Fortunately, if a beta is required to validate the CAPM for project appraisal, help is at hand. Management can obtain factors for companies operating in similar areas to the proposed project by subscribing to the many commercial services that regularly publish beta coefficients for a large number of companies, world wide. Their listings also include stock exchange classifications for industry betas. These are calculated by taking the market average for quoted companies in the same industry. Research reveals that the measurement errors of individual betas cancel out when industry betas are used. Moreover, the larger the number of comparable beta constituents, the more reliable the industry factor.

So, if management wish to obtain an estimate for a project’s beta, it can identify the industry in which the project falls, and use that industry’s beta as the project’s beta. This approach is particularly suitable for highly diversified and divisionalised companies because their WACC or market beta would be of little relevance as a discount rate for its divisional operations.

As an alternative to stock market data, management can also estimate a project’s beta from first principles by calculating its F-value.

The F-value of a project is rather like a beta factor in that it measures the variability of a project’s performance, relative to the performance of an entity for which a beta value exists.

The entity could be the industry in which the project falls, the firm undertaking the project, or a division within the firm that is responsible for the project.

A project’s F-value is defined as follows:

As a result, we can obtain an estimate of a project’s beta through one of three routes:

Portfolio Beta

Calculating the volatility, or beta, of your stock portfolio is probably easier than you think. A beta of 1 means that a portfolio’s volatility matches up exactly with the markets. A higher beta indicates great volatility, and a lower beta indicates less volatility. To do it, you’ll need to know the percentage of your portfolio by individual stock and the beta for each of those stocks.

The first step is to multiply the percentage of your portfolio and the beta for each individual stock. Once that is done, simply add up the results and you’ll have your portfolio beta.

This method is a simple weighted average calculation. It’s an easy way to quickly assess your entire portfolio’s volatility. It only works though if the individual stock’s betas are calculated correctly and comparably. Using a six month time period to calculate one stocks beta and a six year period to calculate the other will give you a much different result than using the same time period across the board. Likewise, it’s wise to use the same index for each individual stock’s beta so that your portfolio beta will have consistency with that index as well. For most portfolios, the S&P 500 is a reasonable index to start with.

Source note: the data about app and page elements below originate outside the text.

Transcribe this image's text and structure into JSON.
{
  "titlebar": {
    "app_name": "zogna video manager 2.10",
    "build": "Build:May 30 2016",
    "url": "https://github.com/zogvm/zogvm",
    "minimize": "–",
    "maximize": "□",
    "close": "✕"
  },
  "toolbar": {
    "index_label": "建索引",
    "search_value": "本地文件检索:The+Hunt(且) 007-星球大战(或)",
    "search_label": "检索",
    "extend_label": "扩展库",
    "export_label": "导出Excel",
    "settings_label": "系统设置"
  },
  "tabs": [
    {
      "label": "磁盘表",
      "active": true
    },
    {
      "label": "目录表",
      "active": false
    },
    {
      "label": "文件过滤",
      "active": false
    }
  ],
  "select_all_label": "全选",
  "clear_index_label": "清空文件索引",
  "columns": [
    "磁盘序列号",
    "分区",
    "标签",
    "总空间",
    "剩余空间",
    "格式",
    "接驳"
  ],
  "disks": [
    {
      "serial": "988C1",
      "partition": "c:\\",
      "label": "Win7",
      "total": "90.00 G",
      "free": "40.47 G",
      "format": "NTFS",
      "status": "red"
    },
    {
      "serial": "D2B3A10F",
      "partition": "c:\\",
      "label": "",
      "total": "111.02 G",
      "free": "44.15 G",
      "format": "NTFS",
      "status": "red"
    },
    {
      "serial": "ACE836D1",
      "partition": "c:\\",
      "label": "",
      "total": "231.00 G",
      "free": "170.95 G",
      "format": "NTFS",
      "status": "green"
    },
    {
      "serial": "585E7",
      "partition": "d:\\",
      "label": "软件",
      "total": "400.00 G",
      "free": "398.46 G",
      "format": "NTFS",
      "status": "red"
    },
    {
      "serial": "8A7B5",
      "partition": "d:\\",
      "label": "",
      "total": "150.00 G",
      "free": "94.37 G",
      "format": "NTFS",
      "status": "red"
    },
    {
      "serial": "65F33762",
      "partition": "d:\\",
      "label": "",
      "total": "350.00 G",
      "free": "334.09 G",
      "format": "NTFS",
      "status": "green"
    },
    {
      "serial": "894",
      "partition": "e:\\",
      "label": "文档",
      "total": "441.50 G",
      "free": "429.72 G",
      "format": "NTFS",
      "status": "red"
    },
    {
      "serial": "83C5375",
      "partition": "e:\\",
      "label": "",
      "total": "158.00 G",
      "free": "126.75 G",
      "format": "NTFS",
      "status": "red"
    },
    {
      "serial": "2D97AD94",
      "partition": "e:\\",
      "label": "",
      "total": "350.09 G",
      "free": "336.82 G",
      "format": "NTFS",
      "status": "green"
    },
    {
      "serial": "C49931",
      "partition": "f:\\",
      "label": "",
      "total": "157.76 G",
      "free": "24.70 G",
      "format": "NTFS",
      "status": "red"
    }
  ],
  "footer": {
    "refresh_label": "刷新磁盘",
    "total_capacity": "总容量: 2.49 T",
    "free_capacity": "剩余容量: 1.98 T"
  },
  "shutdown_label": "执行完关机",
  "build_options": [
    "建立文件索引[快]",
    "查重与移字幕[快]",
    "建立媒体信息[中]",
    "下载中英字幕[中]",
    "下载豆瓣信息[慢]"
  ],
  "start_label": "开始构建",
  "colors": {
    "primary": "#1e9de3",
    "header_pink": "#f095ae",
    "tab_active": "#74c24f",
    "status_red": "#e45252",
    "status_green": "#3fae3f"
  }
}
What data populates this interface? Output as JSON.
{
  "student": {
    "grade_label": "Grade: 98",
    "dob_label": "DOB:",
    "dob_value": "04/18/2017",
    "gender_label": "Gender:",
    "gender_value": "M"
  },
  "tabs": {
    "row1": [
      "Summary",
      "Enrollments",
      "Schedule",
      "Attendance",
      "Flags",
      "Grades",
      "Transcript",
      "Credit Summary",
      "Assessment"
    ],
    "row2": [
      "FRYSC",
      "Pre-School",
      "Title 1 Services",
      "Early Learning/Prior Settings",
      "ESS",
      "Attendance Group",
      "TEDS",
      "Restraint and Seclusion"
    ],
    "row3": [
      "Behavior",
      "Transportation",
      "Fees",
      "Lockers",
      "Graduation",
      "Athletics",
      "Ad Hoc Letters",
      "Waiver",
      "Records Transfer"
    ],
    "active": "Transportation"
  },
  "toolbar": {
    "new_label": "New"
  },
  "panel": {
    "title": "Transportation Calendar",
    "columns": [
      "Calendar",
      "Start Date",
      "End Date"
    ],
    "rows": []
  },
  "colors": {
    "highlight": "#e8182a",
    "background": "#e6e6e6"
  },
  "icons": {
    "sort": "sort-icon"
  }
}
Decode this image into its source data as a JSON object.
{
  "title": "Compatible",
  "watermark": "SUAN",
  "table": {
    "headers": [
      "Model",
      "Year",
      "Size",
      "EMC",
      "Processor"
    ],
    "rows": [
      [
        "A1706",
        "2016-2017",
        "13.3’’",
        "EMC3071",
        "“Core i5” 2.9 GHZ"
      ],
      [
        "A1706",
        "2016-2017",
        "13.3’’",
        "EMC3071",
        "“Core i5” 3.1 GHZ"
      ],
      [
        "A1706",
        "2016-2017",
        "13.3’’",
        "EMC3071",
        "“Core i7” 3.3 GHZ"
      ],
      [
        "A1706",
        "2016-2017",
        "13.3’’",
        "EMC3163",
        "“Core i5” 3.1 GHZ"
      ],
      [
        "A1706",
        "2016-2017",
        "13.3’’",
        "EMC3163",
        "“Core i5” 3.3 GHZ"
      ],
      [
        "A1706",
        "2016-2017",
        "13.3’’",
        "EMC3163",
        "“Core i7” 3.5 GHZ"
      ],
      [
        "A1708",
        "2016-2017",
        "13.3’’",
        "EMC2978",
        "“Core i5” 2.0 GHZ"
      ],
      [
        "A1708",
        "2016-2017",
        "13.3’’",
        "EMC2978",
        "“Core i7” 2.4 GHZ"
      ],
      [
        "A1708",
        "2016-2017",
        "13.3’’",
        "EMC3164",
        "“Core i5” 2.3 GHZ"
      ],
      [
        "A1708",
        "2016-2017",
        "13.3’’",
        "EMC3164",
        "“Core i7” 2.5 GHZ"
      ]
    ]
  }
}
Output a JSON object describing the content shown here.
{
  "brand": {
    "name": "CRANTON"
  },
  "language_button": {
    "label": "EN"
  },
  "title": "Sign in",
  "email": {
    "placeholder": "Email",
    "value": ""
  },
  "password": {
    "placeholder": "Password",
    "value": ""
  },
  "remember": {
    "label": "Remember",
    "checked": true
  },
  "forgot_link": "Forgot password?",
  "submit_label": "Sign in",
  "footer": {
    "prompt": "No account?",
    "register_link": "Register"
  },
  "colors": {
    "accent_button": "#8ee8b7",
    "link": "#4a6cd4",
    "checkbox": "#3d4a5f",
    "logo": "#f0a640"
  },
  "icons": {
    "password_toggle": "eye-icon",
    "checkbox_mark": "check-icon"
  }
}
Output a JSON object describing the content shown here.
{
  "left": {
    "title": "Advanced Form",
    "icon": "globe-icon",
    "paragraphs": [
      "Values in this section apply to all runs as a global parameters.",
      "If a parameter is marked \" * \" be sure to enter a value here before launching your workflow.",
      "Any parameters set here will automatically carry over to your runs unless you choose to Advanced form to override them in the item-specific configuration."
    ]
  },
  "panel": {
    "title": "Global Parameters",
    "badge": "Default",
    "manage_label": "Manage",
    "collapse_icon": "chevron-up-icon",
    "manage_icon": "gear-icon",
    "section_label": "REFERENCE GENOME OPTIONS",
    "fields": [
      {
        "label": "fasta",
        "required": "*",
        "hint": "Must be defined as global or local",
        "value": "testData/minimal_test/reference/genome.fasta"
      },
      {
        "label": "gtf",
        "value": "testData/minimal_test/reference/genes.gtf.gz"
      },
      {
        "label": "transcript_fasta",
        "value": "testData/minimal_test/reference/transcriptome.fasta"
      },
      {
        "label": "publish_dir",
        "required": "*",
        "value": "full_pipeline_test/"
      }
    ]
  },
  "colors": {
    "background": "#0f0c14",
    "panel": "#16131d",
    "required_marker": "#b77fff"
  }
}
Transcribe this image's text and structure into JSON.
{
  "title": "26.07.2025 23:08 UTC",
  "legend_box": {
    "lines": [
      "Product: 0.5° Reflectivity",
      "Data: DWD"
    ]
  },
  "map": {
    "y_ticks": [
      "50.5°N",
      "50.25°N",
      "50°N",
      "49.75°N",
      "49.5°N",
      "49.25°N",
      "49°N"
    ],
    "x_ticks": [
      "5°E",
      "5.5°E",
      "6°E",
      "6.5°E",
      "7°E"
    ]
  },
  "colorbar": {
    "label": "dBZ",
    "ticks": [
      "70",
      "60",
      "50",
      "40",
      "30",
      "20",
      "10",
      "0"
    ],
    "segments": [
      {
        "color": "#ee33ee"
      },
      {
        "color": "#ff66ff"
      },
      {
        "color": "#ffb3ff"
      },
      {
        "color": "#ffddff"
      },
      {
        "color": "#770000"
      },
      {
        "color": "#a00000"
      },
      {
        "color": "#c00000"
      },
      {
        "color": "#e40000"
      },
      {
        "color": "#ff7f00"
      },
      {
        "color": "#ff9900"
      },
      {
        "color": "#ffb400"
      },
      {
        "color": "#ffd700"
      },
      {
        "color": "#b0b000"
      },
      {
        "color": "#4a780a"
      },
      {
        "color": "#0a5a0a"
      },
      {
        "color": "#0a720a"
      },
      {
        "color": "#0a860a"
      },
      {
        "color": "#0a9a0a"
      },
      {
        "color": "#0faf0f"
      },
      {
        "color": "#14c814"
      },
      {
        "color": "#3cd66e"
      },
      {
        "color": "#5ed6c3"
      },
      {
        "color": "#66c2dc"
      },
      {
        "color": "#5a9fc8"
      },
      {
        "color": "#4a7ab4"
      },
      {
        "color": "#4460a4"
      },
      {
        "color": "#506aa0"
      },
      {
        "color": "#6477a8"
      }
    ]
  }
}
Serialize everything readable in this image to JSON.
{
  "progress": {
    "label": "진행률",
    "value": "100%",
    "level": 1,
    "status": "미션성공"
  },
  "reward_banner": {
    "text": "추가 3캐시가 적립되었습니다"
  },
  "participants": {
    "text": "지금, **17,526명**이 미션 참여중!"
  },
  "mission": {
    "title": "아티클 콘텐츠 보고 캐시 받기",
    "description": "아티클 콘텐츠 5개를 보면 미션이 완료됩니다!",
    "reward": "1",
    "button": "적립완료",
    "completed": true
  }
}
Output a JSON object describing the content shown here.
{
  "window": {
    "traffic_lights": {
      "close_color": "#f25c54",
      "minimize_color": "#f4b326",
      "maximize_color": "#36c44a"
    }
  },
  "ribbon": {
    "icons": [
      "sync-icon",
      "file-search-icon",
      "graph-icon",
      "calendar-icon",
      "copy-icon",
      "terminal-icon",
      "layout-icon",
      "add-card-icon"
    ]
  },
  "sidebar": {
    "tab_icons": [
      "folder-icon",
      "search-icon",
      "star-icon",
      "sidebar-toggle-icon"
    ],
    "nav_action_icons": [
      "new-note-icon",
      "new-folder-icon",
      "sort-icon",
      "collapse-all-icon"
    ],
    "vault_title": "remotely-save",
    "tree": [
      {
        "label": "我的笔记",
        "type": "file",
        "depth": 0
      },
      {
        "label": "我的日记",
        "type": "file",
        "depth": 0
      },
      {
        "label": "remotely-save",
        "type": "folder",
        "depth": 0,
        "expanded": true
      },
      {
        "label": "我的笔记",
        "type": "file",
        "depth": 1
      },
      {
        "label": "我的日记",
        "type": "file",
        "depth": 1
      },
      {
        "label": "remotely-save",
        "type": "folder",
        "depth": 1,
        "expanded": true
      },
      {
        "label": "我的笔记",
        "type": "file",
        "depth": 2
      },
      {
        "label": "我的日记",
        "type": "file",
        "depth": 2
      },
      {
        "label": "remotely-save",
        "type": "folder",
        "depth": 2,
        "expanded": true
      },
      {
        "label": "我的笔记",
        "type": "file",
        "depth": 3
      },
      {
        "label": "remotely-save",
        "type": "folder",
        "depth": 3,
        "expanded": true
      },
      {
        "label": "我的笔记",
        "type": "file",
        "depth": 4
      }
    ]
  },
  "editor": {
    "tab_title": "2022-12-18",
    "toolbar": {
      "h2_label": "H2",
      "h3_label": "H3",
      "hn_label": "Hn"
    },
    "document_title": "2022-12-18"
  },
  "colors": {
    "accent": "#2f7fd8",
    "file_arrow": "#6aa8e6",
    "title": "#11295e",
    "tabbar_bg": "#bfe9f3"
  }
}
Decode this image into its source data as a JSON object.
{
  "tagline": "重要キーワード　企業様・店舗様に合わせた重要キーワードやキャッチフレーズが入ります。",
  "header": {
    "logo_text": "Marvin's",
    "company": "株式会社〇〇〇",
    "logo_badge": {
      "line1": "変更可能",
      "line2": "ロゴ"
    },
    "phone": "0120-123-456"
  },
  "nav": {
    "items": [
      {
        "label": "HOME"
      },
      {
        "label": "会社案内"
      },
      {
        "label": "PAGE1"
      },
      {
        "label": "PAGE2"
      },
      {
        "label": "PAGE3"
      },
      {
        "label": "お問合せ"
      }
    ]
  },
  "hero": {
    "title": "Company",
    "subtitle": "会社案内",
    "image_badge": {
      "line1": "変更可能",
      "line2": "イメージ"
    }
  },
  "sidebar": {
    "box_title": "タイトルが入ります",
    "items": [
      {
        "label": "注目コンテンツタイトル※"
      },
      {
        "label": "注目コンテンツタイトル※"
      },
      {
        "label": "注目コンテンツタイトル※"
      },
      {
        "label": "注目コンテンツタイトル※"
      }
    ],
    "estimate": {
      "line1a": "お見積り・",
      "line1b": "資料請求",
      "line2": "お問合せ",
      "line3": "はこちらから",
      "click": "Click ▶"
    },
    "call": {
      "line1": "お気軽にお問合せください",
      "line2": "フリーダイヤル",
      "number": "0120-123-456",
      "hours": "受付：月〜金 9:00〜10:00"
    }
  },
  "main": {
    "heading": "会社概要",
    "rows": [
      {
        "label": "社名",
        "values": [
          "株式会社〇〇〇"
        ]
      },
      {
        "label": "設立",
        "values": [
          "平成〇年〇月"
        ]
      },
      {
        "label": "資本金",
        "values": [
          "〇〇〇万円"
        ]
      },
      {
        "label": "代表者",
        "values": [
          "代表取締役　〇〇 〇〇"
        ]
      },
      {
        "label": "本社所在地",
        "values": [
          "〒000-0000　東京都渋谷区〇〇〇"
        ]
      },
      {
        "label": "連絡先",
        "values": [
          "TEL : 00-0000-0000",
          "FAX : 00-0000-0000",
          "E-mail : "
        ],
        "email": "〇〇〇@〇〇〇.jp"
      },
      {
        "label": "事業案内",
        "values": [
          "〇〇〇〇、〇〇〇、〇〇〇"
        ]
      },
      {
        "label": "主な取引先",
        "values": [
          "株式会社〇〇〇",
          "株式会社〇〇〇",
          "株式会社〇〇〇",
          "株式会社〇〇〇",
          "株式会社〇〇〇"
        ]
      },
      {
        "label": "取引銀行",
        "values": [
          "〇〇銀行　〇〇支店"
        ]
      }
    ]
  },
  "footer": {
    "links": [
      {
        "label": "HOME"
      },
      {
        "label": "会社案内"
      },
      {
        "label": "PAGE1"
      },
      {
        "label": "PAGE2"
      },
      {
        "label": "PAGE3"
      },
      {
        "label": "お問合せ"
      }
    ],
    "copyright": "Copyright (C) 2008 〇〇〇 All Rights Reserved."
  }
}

It’s not required to use the same time period and index for each stock, but it is important to understand how differences in each individual stock’s beta will impact the result for your entire portfolio.